Microsoft's Achilles Heel is still Office

Microsoft is in more danger now than it has been for decades. This is because almost its entire edifice is built on two products: Windows and Office. Everything else that it produces is an also-ran by an incredible margin. The trouble is, that edifice has a major fault line running right through it.

The start of that fault line is government procurement and the seismic event that could open it is the long-running austerity drive that most governments are having to implement.

To understand that fault line, you need to understand a little about governments. If a government uses a particular file format, it normally expects its suppliers to use that format too. If the suppliers are using that format, their suppliers need to use it. And so on. It’s like one big, slow toppling of dominoes.

Then there’s procurement. Most governments have rules that do not allow them to just buy something. They need to put out a request for tender. In the case of software, they can’t just request Microsoft Office because that would be anti-competitive. So they have to request something like, “Office software that is standards compliant and Microsoft Office compatible to allow opening of existing files,” so that competitors have a chance.

If you know anything about open source software, your mind may well have jumped to OpenOffice.Org but there are plenty of other OpenDocument Format office suites including some from big name brands like IBM and WordPerfect. Not forgetting that Google’s online office suite is all compatible too.

Crucially, in 2006, OpenDocument Format became an ISO standard. Which meant, in theory at least, that it was the only format government departments should be allowed to use. Open source activists started a good push to get OpenOffice.Org and similar suites into government departments. Companies like IBM and Sun put plenty of effort in too. Microsoft Office was not standards compliant.

But governments also have opt-out clauses that they can use to name specific products in their tendering and many did just that so that they could continue using Microsoft Office. And then, in 2008, disaster of all disasters for the OpenDocument Format proponents: Microsoft controversially managed to get its new OOXML format made into an ISO standard too. Government departments could and did go back to just buying Microsoft Office without putting any thought into it.

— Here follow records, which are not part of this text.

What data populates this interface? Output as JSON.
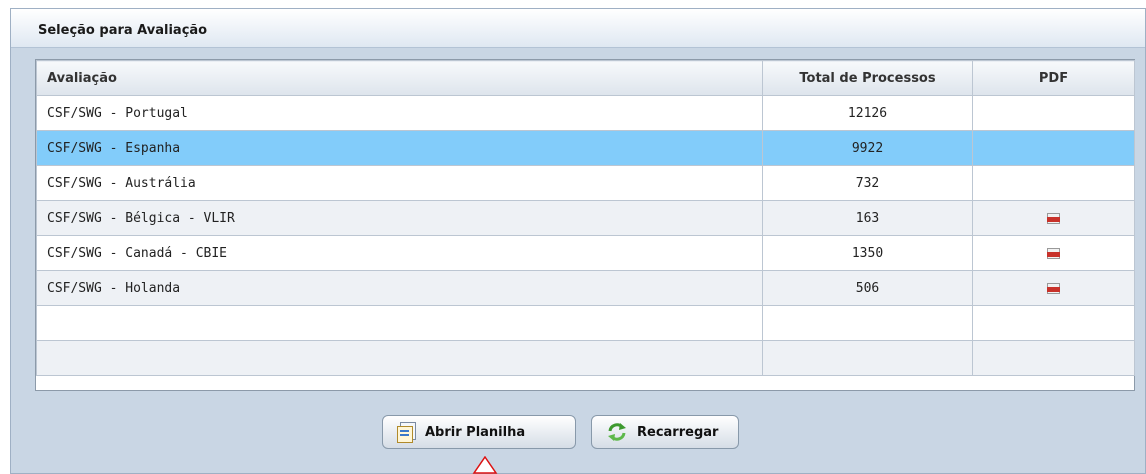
{
  "panel": {
    "title": "Seleção para Avaliação"
  },
  "table": {
    "columns": [
      "Avaliação",
      "Total de Processos",
      "PDF"
    ],
    "rows": [
      {
        "avaliacao": "CSF/SWG - Portugal",
        "total": "12126",
        "pdf": false,
        "selected": false
      },
      {
        "avaliacao": "CSF/SWG - Espanha",
        "total": "9922",
        "pdf": false,
        "selected": true
      },
      {
        "avaliacao": "CSF/SWG - Austrália",
        "total": "732",
        "pdf": false,
        "selected": false
      },
      {
        "avaliacao": "CSF/SWG - Bélgica - VLIR",
        "total": "163",
        "pdf": true,
        "selected": false
      },
      {
        "avaliacao": "CSF/SWG - Canadá - CBIE",
        "total": "1350",
        "pdf": true,
        "selected": false
      },
      {
        "avaliacao": "CSF/SWG - Holanda",
        "total": "506",
        "pdf": true,
        "selected": false
      },
      {
        "avaliacao": "",
        "total": "",
        "pdf": false,
        "selected": false
      },
      {
        "avaliacao": "",
        "total": "",
        "pdf": false,
        "selected": false
      }
    ]
  },
  "buttons": {
    "open_label": "Abrir Planilha",
    "reload_label": "Recarregar"
  },
  "colors": {
    "selected_row": "#82ccfa",
    "panel_bg": "#c9d6e4"
  },
  "icons": {
    "pdf": "pdf-file-icon",
    "open": "spreadsheet-icon",
    "reload": "refresh-icon"
  }
}
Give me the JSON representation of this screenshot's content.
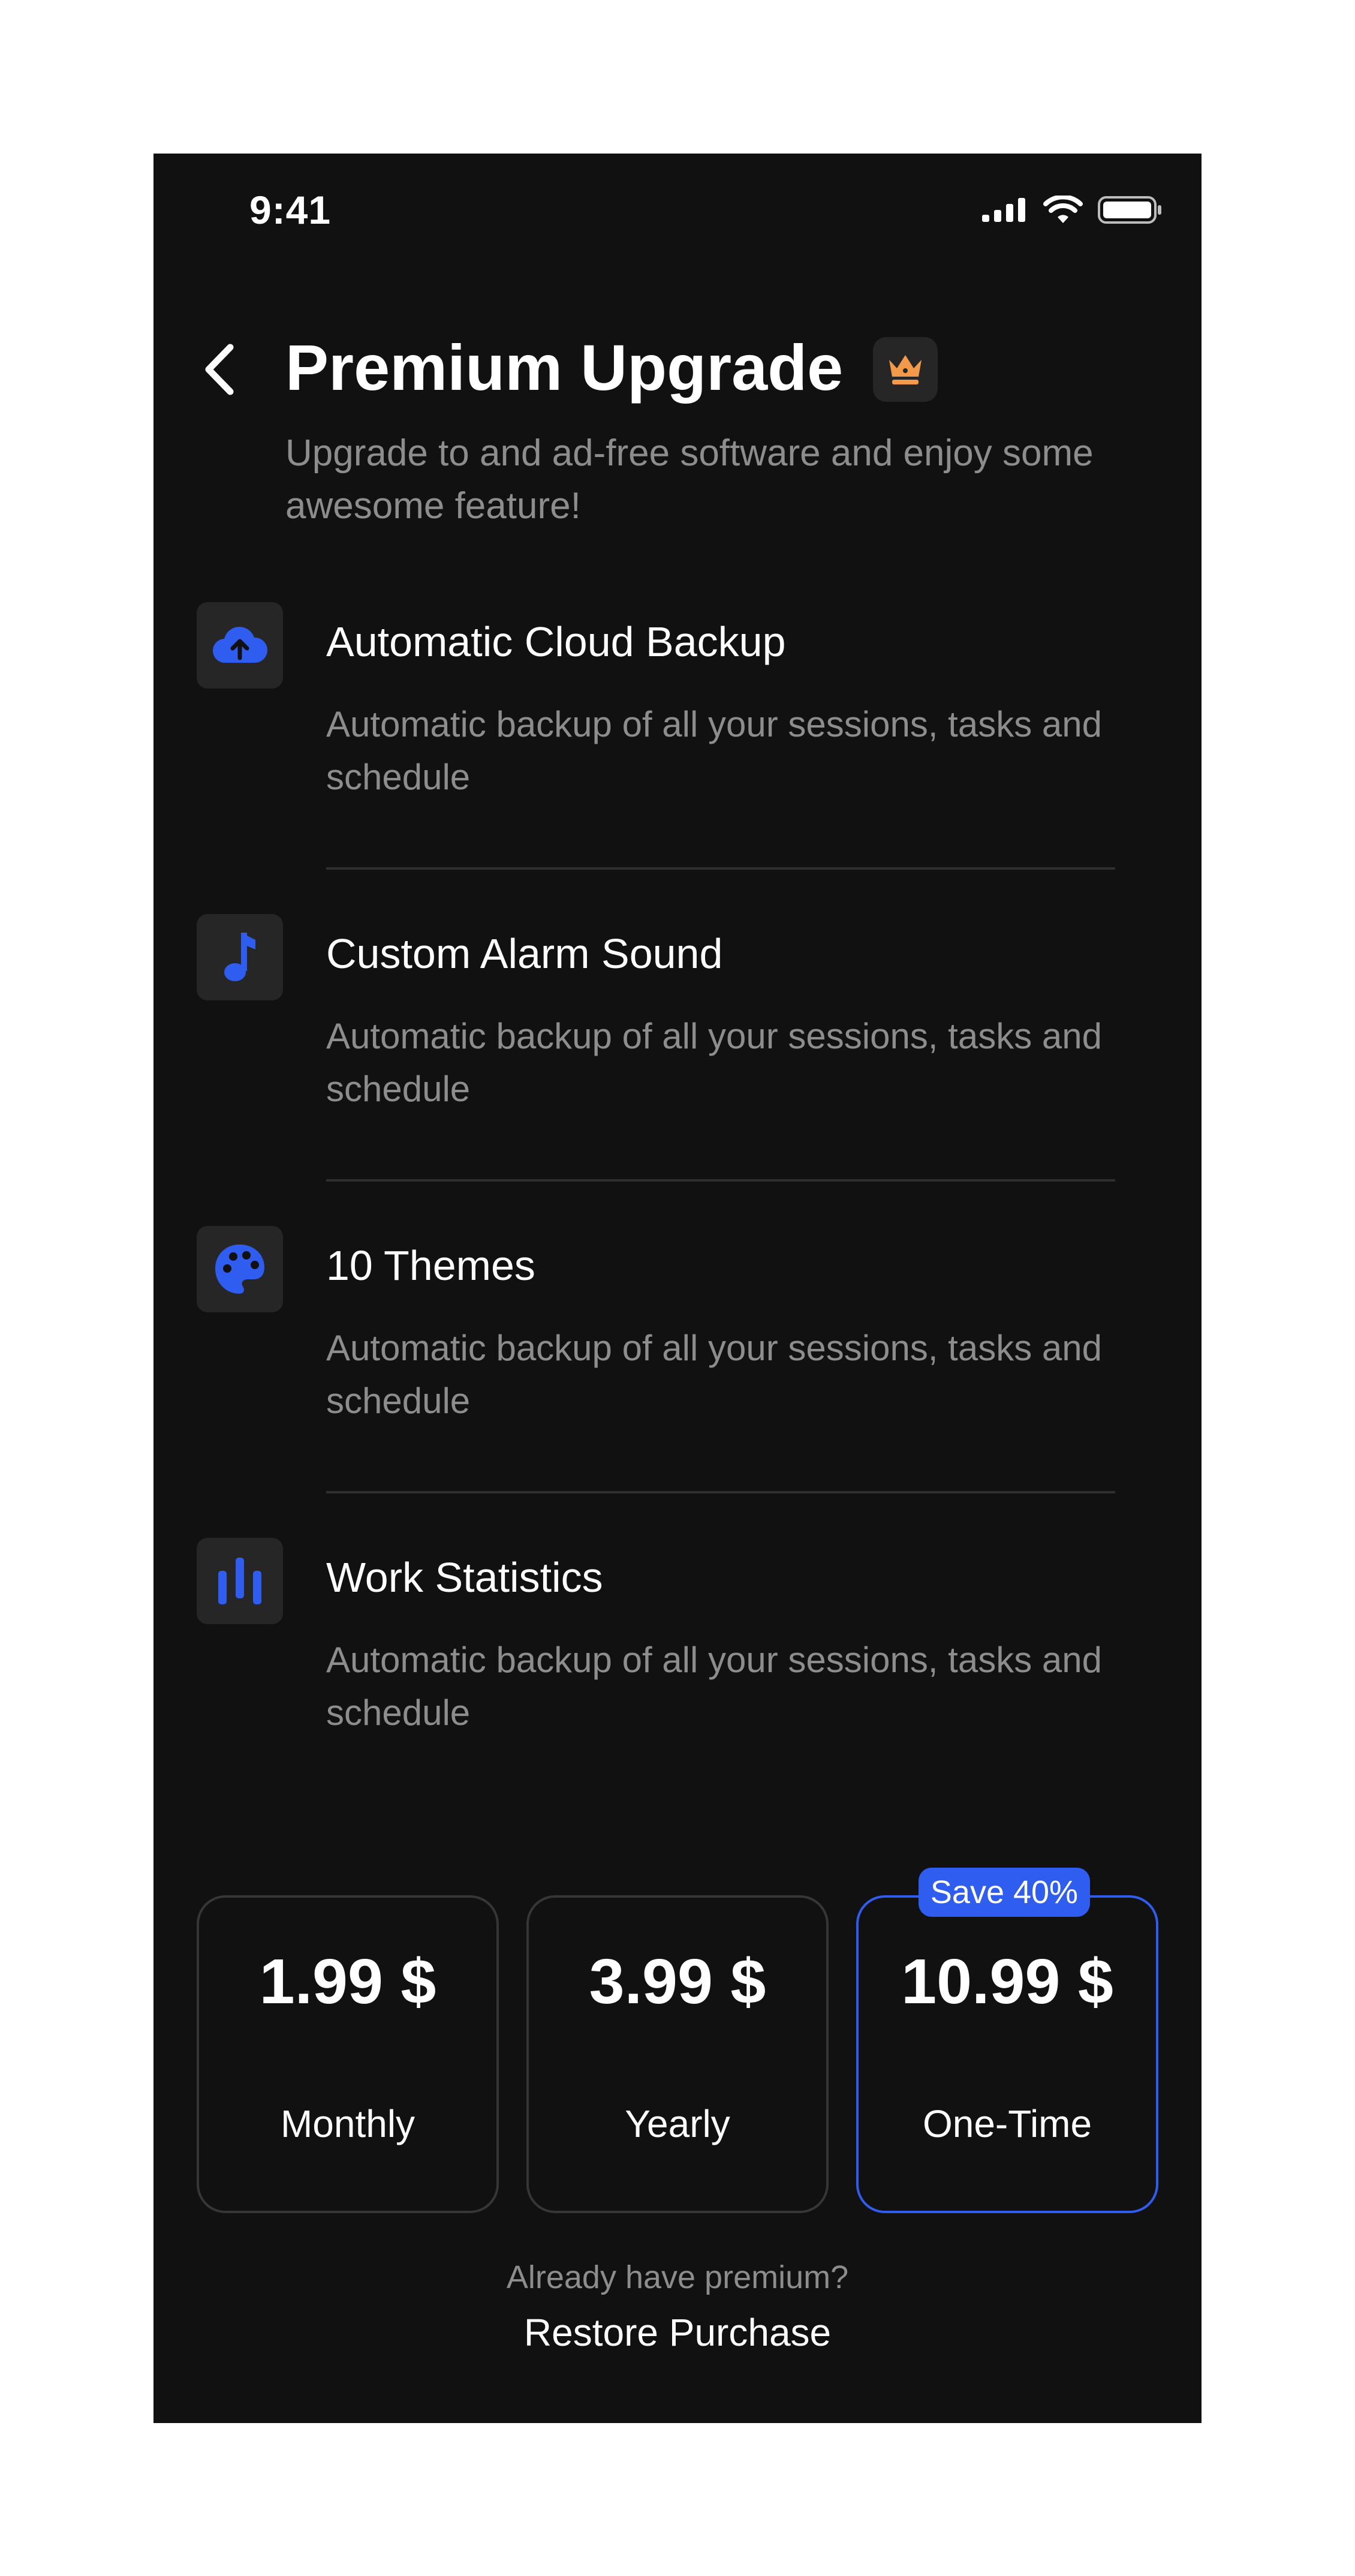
{
  "status_bar": {
    "time": "9:41"
  },
  "header": {
    "title": "Premium Upgrade",
    "subtitle": "Upgrade to and ad-free software and enjoy some awesome feature!",
    "crown_icon": "crown-icon",
    "crown_color": "#f29a4a"
  },
  "features": [
    {
      "icon": "cloud-upload-icon",
      "title": "Automatic Cloud Backup",
      "description": "Automatic backup of all your sessions, tasks and schedule"
    },
    {
      "icon": "music-note-icon",
      "title": "Custom Alarm Sound",
      "description": "Automatic backup of all your sessions, tasks and schedule"
    },
    {
      "icon": "palette-icon",
      "title": "10 Themes",
      "description": "Automatic backup of all your sessions, tasks and schedule"
    },
    {
      "icon": "bar-stats-icon",
      "title": "Work Statistics",
      "description": "Automatic backup of all your sessions, tasks and schedule"
    }
  ],
  "plans": [
    {
      "price": "1.99 $",
      "label": "Monthly",
      "selected": false
    },
    {
      "price": "3.99 $",
      "label": "Yearly",
      "selected": false
    },
    {
      "price": "10.99 $",
      "label": "One-Time",
      "selected": true,
      "badge": "Save 40%"
    }
  ],
  "footer": {
    "already_text": "Already have premium?",
    "restore_label": "Restore Purchase"
  },
  "colors": {
    "background": "#111111",
    "accent": "#2e5df0",
    "muted_text": "#8d8d8d",
    "icon_tile": "#262626"
  }
}
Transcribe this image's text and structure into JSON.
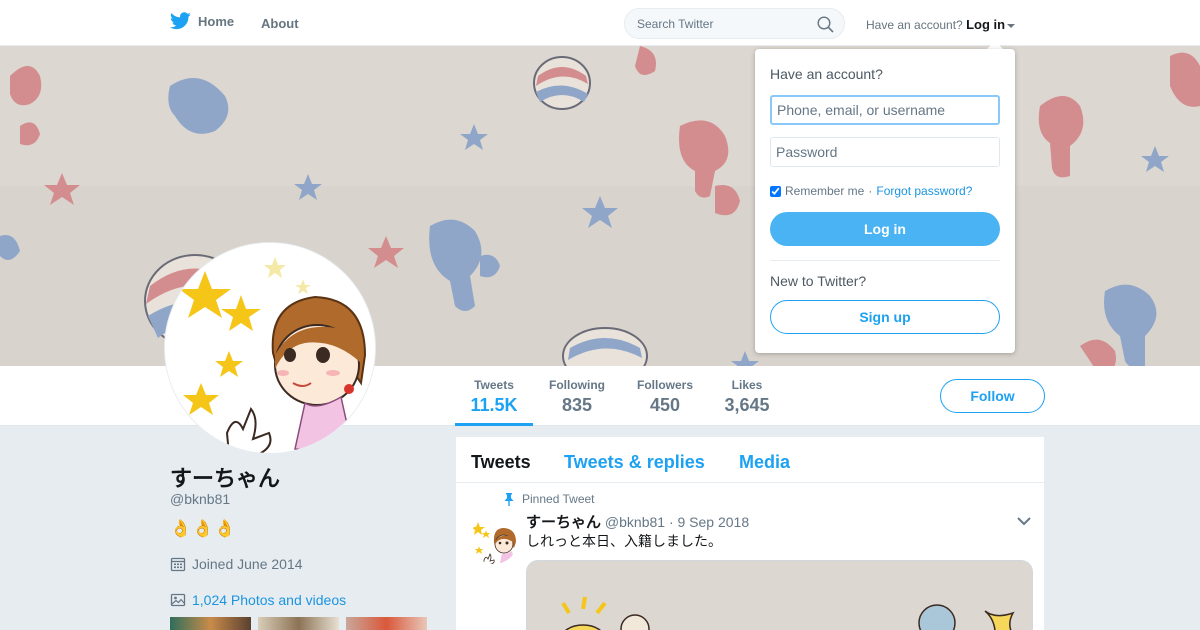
{
  "colors": {
    "accent": "#1da1f2",
    "login_button": "#4ab3f4",
    "link": "#1b95e0"
  },
  "topnav": {
    "home_label": "Home",
    "about_label": "About",
    "search_placeholder": "Search Twitter",
    "have_account_label": "Have an account?",
    "login_label": "Log in"
  },
  "profile": {
    "name": "すーちゃん",
    "handle": "@bknb81",
    "bio": "👌👌👌",
    "joined": "Joined June 2014",
    "photos_link": "1,024 Photos and videos"
  },
  "stats": [
    {
      "label": "Tweets",
      "value": "11.5K"
    },
    {
      "label": "Following",
      "value": "835"
    },
    {
      "label": "Followers",
      "value": "450"
    },
    {
      "label": "Likes",
      "value": "3,645"
    }
  ],
  "follow_label": "Follow",
  "timeline": {
    "tabs": [
      "Tweets",
      "Tweets & replies",
      "Media"
    ],
    "pinned_label": "Pinned Tweet",
    "tweet": {
      "name": "すーちゃん",
      "handle": "@bknb81",
      "date": "· 9 Sep 2018",
      "text": "しれっと本日、入籍しました。"
    }
  },
  "login_dropdown": {
    "title": "Have an account?",
    "username_placeholder": "Phone, email, or username",
    "password_placeholder": "Password",
    "remember_label": "Remember me",
    "separator": "·",
    "forgot_label": "Forgot password?",
    "login_button": "Log in",
    "new_label": "New to Twitter?",
    "signup_button": "Sign up"
  }
}
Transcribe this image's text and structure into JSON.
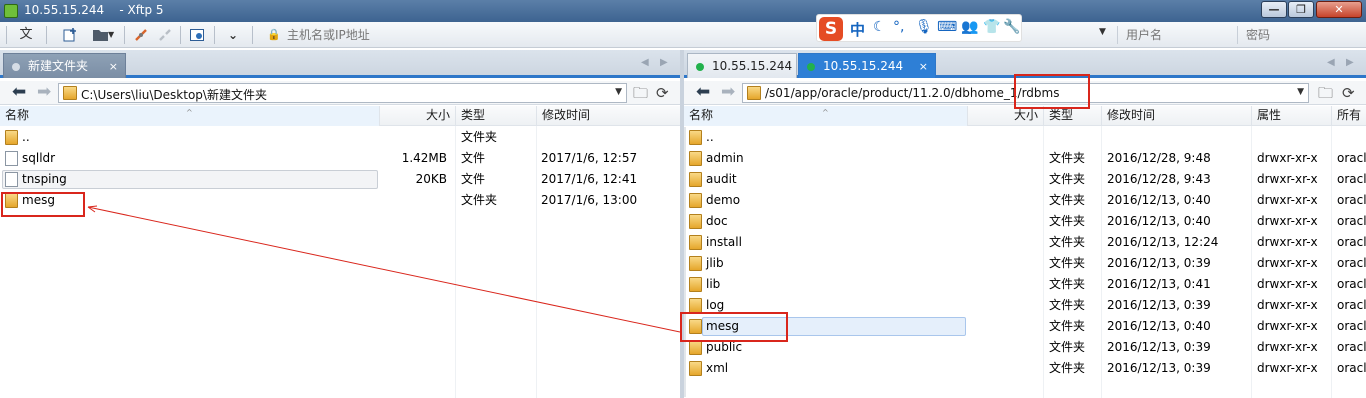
{
  "window": {
    "title": "10.55.15.244    - Xftp 5",
    "min_glyph": "—",
    "max_glyph": "❐",
    "close_glyph": "✕"
  },
  "toolbar": {
    "text_button": "文",
    "host_placeholder": "主机名或IP地址",
    "user_placeholder": "用户名",
    "password_placeholder": "密码"
  },
  "ime": {
    "logo": "S",
    "mode": "中"
  },
  "left_panel": {
    "tab": {
      "label": "新建文件夹",
      "close": "×"
    },
    "path": "C:\\Users\\liu\\Desktop\\新建文件夹",
    "columns": {
      "name": "名称",
      "size": "大小",
      "type": "类型",
      "modified": "修改时间"
    },
    "rows": [
      {
        "name": "..",
        "size": "",
        "type": "文件夹",
        "modified": "",
        "kind": "folder"
      },
      {
        "name": "sqlldr",
        "size": "1.42MB",
        "type": "文件",
        "modified": "2017/1/6, 12:57",
        "kind": "file"
      },
      {
        "name": "tnsping",
        "size": "20KB",
        "type": "文件",
        "modified": "2017/1/6, 12:41",
        "kind": "file"
      },
      {
        "name": "mesg",
        "size": "",
        "type": "文件夹",
        "modified": "2017/1/6, 13:00",
        "kind": "folder"
      }
    ]
  },
  "right_panel": {
    "tabs": [
      {
        "label": "10.55.15.244",
        "active": false,
        "close": ""
      },
      {
        "label": "10.55.15.244",
        "active": true,
        "close": "×"
      }
    ],
    "path": "/s01/app/oracle/product/11.2.0/dbhome_1/rdbms",
    "columns": {
      "name": "名称",
      "size": "大小",
      "type": "类型",
      "modified": "修改时间",
      "attr": "属性",
      "owner": "所有"
    },
    "rows": [
      {
        "name": "..",
        "type": "",
        "modified": "",
        "attr": "",
        "owner": ""
      },
      {
        "name": "admin",
        "type": "文件夹",
        "modified": "2016/12/28, 9:48",
        "attr": "drwxr-xr-x",
        "owner": "oracl"
      },
      {
        "name": "audit",
        "type": "文件夹",
        "modified": "2016/12/28, 9:43",
        "attr": "drwxr-xr-x",
        "owner": "oracl"
      },
      {
        "name": "demo",
        "type": "文件夹",
        "modified": "2016/12/13, 0:40",
        "attr": "drwxr-xr-x",
        "owner": "oracl"
      },
      {
        "name": "doc",
        "type": "文件夹",
        "modified": "2016/12/13, 0:40",
        "attr": "drwxr-xr-x",
        "owner": "oracl"
      },
      {
        "name": "install",
        "type": "文件夹",
        "modified": "2016/12/13, 12:24",
        "attr": "drwxr-xr-x",
        "owner": "oracl"
      },
      {
        "name": "jlib",
        "type": "文件夹",
        "modified": "2016/12/13, 0:39",
        "attr": "drwxr-xr-x",
        "owner": "oracl"
      },
      {
        "name": "lib",
        "type": "文件夹",
        "modified": "2016/12/13, 0:41",
        "attr": "drwxr-xr-x",
        "owner": "oracl"
      },
      {
        "name": "log",
        "type": "文件夹",
        "modified": "2016/12/13, 0:39",
        "attr": "drwxr-xr-x",
        "owner": "oracl"
      },
      {
        "name": "mesg",
        "type": "文件夹",
        "modified": "2016/12/13, 0:40",
        "attr": "drwxr-xr-x",
        "owner": "oracl"
      },
      {
        "name": "public",
        "type": "文件夹",
        "modified": "2016/12/13, 0:39",
        "attr": "drwxr-xr-x",
        "owner": "oracl"
      },
      {
        "name": "xml",
        "type": "文件夹",
        "modified": "2016/12/13, 0:39",
        "attr": "drwxr-xr-x",
        "owner": "oracl"
      }
    ]
  },
  "colors": {
    "annotation": "#d9261c",
    "tab_active": "#2e7fd6",
    "status_dot": "#22b14c"
  }
}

Many of the activists and promoters of OpenDocument Format gave up trying to get it into government. The moment that OOXML became an ISO standard, the wind seemed to leave their sails.

Those activists and promoters now have a new weapon: the austerity drive that most European governments are implementing. It won’t take long before government department heads are being shown figures that show just how much money it will save them to switch to OpenDocument Format. Those heads are trying to find at least 20% cuts in their budget here in the UK and more than one hundred pounds per desk will be incredibly tempting.

What’s more, government IT staff will be looking to try to secure their jobs. A big internal project to switch to OpenDocument Format will be just the kind of thing they want. Offering to cut software licensing costs will potentially mean fewer job losses. It will mean the IT staff, with no outlay whatsoever, are too busy saving the department money to be laid off.

There can be little doubt that Office is Microsoft’s Achilles heel. Without it, why would anyone buy Windows? Governments and companies have put huge effort into making most of their enterprise applications web-based. You don’t need Windows for web-based applications and you don’t need Windows for OpenOffice.Org or StarOffice. And without Office and Windows, Microsoft will crumble.

No wonder Microsoft has started to treat OpenDocument Format as the enemy.